People with eating disorders should follow the example of bullocks

The country roads rattle with lorries full of maize. The harvest is several weeks earlier than usual, because of the great summer heat. Monsieur Dupont, my neighbour, stopped for a chat when he drove past, and shook his head: it's a disaster. As the grass in the meadows is parched, he has to bring up extra hay for his cattle. Since, like humans, they like to eat morning, noon and night, this costs a lot.

If you're not a farmer, you can rejoice in the exquisite autumn weather. Mist at sunrise, and then the golden sun breaking through. Blue skies all day, and a cool breeze springing up at dusk. Still warm enough to sit outside for the evening aperitif and contemplate the loaded pear tree, the grape vine heavy with fruit, ripe for picking.
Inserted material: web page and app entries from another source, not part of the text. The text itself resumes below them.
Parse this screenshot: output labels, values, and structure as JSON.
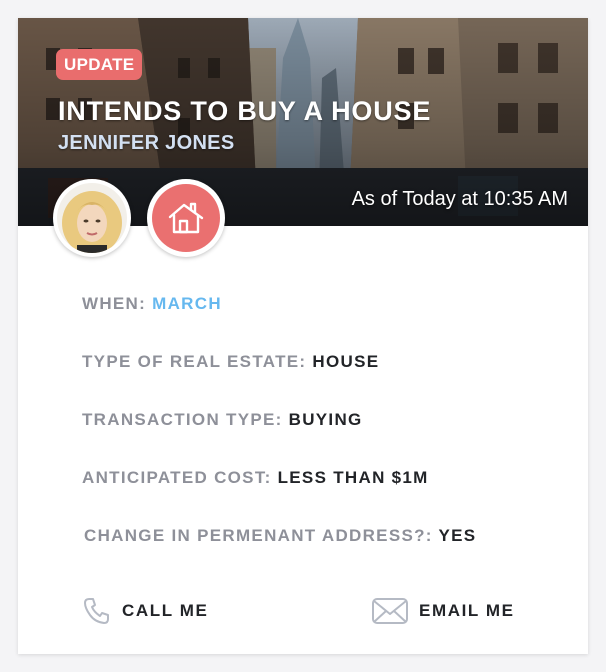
{
  "card": {
    "badge": "UPDATE",
    "title": "INTENDS TO BUY A HOUSE",
    "person_name": "JENNIFER JONES",
    "timestamp": "As of Today at 10:35 AM",
    "avatar_icon": "person-avatar",
    "category_icon": "house-icon",
    "accent_color": "#e96d6d",
    "highlight_color": "#66b8ef"
  },
  "details": [
    {
      "label": "WHEN:",
      "value": "MARCH"
    },
    {
      "label": "TYPE OF REAL ESTATE:",
      "value": "HOUSE"
    },
    {
      "label": "TRANSACTION TYPE:",
      "value": "BUYING"
    },
    {
      "label": "ANTICIPATED COST:",
      "value": "LESS THAN $1M"
    },
    {
      "label": "CHANGE IN PERMENANT ADDRESS?:",
      "value": "YES"
    }
  ],
  "actions": {
    "call": {
      "label": "CALL ME",
      "icon": "phone-icon"
    },
    "email": {
      "label": "EMAIL ME",
      "icon": "envelope-icon"
    }
  }
}
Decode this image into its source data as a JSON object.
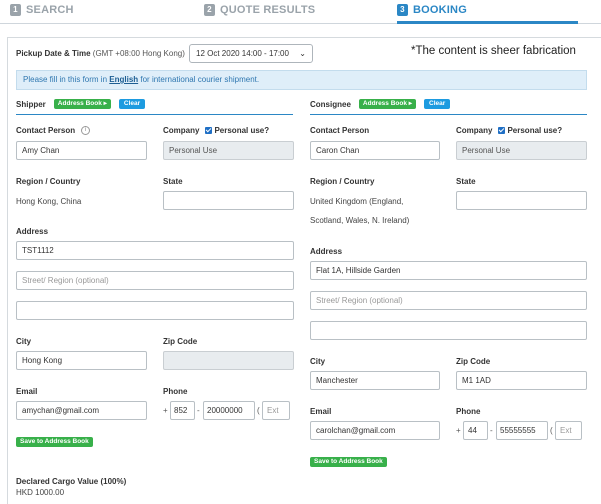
{
  "steps": [
    {
      "num": "1",
      "label": "SEARCH"
    },
    {
      "num": "2",
      "label": "QUOTE RESULTS"
    },
    {
      "num": "3",
      "label": "BOOKING"
    }
  ],
  "pickup": {
    "label": "Pickup Date & Time",
    "timezone": "(GMT +08:00 Hong Kong)",
    "value": "12 Oct 2020 14:00 - 17:00"
  },
  "notice_overlay": "*The content is sheer fabrication",
  "info_bar": {
    "prefix": "Please fill in this form in ",
    "lang": "English",
    "suffix": " for international courier shipment."
  },
  "shipper": {
    "title": "Shipper",
    "address_book_label": "Address Book ▸",
    "clear_label": "Clear",
    "contact_label": "Contact Person",
    "contact_value": "Amy Chan",
    "company_label": "Company",
    "personal_use_label": "Personal use?",
    "company_value": "Personal Use",
    "region_label": "Region / Country",
    "region_value": "Hong Kong, China",
    "state_label": "State",
    "state_value": "",
    "address_label": "Address",
    "address1": "TST1112",
    "address2_placeholder": "Street/ Region (optional)",
    "address3": "",
    "city_label": "City",
    "city_value": "Hong Kong",
    "zip_label": "Zip Code",
    "zip_value": "",
    "email_label": "Email",
    "email_value": "amychan@gmail.com",
    "phone_label": "Phone",
    "phone_plus": "+",
    "phone_code": "852",
    "phone_dash": "-",
    "phone_number": "20000000",
    "phone_paren": "(",
    "phone_ext": "Ext",
    "save_label": "Save to Address Book"
  },
  "consignee": {
    "title": "Consignee",
    "address_book_label": "Address Book ▸",
    "clear_label": "Clear",
    "contact_label": "Contact Person",
    "contact_value": "Caron Chan",
    "company_label": "Company",
    "personal_use_label": "Personal use?",
    "company_value": "Personal Use",
    "region_label": "Region / Country",
    "region_line1": "United Kingdom (England,",
    "region_line2": "Scotland, Wales, N. Ireland)",
    "state_label": "State",
    "state_value": "",
    "address_label": "Address",
    "address1": "Flat 1A, Hillside Garden",
    "address2_placeholder": "Street/ Region (optional)",
    "address3": "",
    "city_label": "City",
    "city_value": "Manchester",
    "zip_label": "Zip Code",
    "zip_value": "M1 1AD",
    "email_label": "Email",
    "email_value": "carolchan@gmail.com",
    "phone_label": "Phone",
    "phone_plus": "+",
    "phone_code": "44",
    "phone_dash": "-",
    "phone_number": "55555555",
    "phone_paren": "(",
    "phone_ext": "Ext",
    "save_label": "Save to Address Book"
  },
  "cargo": {
    "label": "Declared Cargo Value (100%)",
    "value": "HKD 1000.00"
  },
  "colors": {
    "accent": "#2b87c5",
    "green": "#38b04a",
    "blue_btn": "#1d9be0",
    "info_bg": "#dfeef9"
  }
}
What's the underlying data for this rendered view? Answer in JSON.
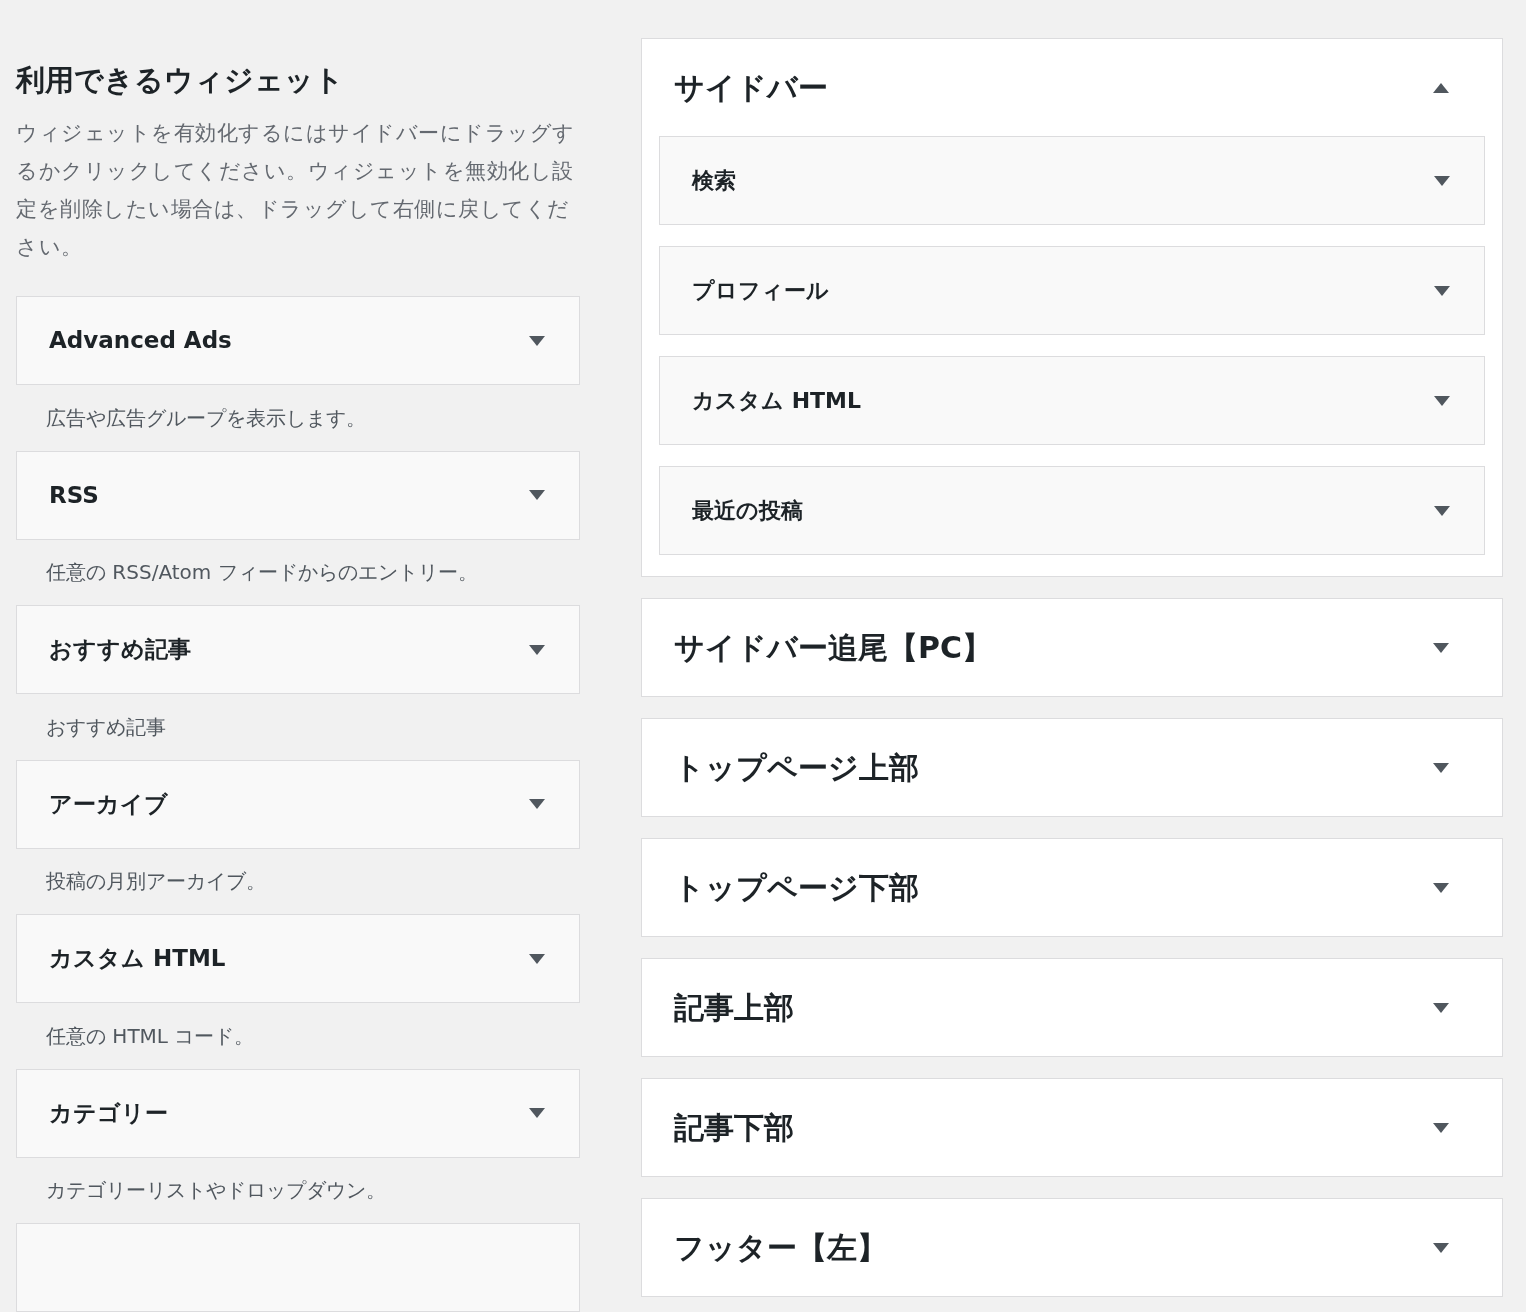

There I was, the other night, waiting for sunset, sitting on the front step with a book and a glass of wine, lost in some Keatsian dream of mellow fruitfulness, when I was roused by the sound of chomping. I looked up. Two bullocks, desperate for some fresh greens, had broken through their electric fence and were munching my hedge. I had to stop them straying past the house and down the lane towards the road, where tractors hurtle by and they would be in danger. I was on my own, so I phoned for help. All the neighbours were out, either doing the milking or the harvesting. Eventually Monsieur Patureau, from down the road, raced up, along with his little daughter. We fastened the bullocks back in, and the Patureaus came in for an aperitif. I cut them a bunch of roses to say thank you and waved them off.

Back to the step to watch the sun go down and the moon rise. More chomping. The bullocks had got out again. This time they were down in the potager, happily working their way through the spinach and lettuces. I managed to get hold of Monsieur Dupont. While I waited for him, I guarded the bullocks - but from a distance, not wanting to alarm them and set them galumphing about.

Monsieur and Madame Dupont eventually arrived. More herding. The ringleader bullock, the villain of the piece, who is apparently always escaping, was taken further up the lane and put in a pen all on his own until morning. The gate was firmly lashed. We walked around the fields testing the electric fence, by the light of my torch, and then we all sat in my kitchen drinking wine and chatting. Next day, the herd was moved back closer to the farm.

The animals know what to do. When they are hungry, they search for food and eat it. When they are full, they stop. Simple. People with eating disorders should follow their example. But, of course, it isn't that easy. When I was an anxious young woman in my early twenties, coping badly with the stresses of life, work, love and sex, I used to overeat and then diet madly. Food was a tranquilliser, building a safe wall of fat against a chaotic and threatening world. Dieting offered manic fantasies of control.

Many years later, having cheerfully come out as greedy, I trace some of the anguish back to infancy, and the rigid feeding schemes forced on our mothers by cruel childcare experts such as Dr Truby King, who forbade feeding babies on demand. Starving, desperate and panicky, I longed for food, but also feared it because it provoked such need and rage. (Sex brought up similarly violent emotions.) I couldn't believe I'd ever stop starving, ever be fed again. And I didn't grow up in a culture that nurtured and nourished young women, which tolerated our desires to offer our own particular gifts.

I worked out, in the end, that in order to eat normally and healthily, it is crucial to be able to believe in the future. You don't have to overeat now, because you can eat again later, when you are hungry again.

In this sense, you are believing in a future in which you will be loved. Love will return, and feed you, and make you fulfilled and happy. Love is the bullocks, and the spinach, and the pears, and the grapes. Love, like the maize harvest, will come round again.